To do>
Out of the records below, copy all lines in which the word "title" occurs.

━━━ Excerpted data

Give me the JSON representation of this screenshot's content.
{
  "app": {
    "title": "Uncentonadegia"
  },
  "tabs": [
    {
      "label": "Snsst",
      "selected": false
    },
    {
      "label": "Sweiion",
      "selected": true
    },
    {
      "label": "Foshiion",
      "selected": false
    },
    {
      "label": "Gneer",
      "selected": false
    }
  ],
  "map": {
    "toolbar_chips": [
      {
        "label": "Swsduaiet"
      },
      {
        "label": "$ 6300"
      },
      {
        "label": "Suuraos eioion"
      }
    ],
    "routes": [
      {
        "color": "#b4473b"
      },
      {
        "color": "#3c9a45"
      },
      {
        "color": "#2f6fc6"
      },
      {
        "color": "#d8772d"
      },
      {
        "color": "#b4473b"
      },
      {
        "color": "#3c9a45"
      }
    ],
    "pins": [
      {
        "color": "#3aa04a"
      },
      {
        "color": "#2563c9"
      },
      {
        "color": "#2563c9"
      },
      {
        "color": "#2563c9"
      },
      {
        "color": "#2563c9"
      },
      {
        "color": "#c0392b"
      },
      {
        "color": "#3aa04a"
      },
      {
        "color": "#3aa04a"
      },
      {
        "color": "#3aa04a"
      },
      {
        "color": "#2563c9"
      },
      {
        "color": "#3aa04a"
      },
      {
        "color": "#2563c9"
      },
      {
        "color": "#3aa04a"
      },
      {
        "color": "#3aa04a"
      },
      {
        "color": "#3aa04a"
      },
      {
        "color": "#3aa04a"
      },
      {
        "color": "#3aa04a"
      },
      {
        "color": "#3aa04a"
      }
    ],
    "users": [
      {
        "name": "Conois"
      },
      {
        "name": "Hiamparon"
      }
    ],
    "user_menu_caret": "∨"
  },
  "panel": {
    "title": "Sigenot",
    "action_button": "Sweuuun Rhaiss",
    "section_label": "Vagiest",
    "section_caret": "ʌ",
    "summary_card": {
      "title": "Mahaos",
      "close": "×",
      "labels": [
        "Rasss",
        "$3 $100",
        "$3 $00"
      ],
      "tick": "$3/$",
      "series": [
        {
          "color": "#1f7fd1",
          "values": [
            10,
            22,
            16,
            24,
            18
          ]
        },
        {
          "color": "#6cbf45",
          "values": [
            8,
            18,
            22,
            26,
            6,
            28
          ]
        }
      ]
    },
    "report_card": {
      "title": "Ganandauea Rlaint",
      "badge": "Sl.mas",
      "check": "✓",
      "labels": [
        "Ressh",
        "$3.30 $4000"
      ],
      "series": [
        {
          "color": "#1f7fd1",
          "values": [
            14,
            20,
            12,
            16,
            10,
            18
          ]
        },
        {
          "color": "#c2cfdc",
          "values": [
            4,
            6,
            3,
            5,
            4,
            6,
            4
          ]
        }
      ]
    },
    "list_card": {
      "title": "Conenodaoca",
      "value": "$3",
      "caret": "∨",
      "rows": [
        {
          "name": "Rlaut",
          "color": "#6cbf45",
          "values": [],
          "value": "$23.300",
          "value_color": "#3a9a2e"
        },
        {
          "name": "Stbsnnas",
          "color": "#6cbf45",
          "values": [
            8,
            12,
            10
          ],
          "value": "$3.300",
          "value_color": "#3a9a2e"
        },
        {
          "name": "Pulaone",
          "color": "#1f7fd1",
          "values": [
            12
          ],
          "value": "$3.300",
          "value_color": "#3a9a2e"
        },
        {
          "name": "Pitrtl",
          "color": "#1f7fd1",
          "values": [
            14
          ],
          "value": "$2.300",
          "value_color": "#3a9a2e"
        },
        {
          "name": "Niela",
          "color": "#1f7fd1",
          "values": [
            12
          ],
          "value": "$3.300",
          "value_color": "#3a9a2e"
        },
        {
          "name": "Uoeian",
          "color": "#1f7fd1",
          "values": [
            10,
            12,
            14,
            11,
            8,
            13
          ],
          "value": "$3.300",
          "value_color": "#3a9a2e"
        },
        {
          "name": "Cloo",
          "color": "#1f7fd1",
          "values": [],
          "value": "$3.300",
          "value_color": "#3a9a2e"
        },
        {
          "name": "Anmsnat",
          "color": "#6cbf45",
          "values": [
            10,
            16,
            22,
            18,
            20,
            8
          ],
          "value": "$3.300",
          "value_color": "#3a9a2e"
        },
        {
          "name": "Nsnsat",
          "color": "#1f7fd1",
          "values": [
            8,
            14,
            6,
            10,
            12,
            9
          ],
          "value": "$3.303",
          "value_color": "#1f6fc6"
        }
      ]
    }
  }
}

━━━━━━
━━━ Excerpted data

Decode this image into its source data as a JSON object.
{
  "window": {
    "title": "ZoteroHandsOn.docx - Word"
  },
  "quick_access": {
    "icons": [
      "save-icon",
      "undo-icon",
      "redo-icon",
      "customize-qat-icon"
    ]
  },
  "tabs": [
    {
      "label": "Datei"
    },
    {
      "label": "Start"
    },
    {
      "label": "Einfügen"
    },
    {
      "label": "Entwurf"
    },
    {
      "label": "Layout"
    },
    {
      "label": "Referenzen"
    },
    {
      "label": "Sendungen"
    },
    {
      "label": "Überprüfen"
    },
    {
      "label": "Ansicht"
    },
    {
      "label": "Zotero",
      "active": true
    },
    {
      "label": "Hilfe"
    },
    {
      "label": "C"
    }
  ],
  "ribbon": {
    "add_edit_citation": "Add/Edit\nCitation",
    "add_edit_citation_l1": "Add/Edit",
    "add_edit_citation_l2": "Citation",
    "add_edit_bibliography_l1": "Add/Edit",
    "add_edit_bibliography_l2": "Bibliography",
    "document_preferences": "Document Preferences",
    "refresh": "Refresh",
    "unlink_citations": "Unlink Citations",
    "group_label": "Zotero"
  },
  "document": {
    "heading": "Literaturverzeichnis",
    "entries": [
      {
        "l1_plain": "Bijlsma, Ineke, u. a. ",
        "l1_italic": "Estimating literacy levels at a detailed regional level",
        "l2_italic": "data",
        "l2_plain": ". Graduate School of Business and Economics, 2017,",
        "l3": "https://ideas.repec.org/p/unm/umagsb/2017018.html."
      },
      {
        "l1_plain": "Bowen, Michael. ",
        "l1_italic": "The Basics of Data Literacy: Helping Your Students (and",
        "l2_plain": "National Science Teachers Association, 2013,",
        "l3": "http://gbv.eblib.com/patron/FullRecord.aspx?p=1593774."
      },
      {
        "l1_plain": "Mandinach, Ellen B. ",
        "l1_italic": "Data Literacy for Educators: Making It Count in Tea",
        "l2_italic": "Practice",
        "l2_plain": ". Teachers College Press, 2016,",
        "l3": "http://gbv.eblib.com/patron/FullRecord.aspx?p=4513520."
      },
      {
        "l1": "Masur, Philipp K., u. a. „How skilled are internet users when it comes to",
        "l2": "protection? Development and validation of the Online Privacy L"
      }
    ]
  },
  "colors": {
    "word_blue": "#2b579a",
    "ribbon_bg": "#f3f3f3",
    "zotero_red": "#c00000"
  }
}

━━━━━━

Exercise answer>
    "title": "Uncentonadegia"
    "title": "Sigenot",
      "title": "Mahaos",
      "title": "Ganandauea Rlaint",
      "title": "Conenodaoca",
    "title": "ZoteroHandsOn.docx - Word"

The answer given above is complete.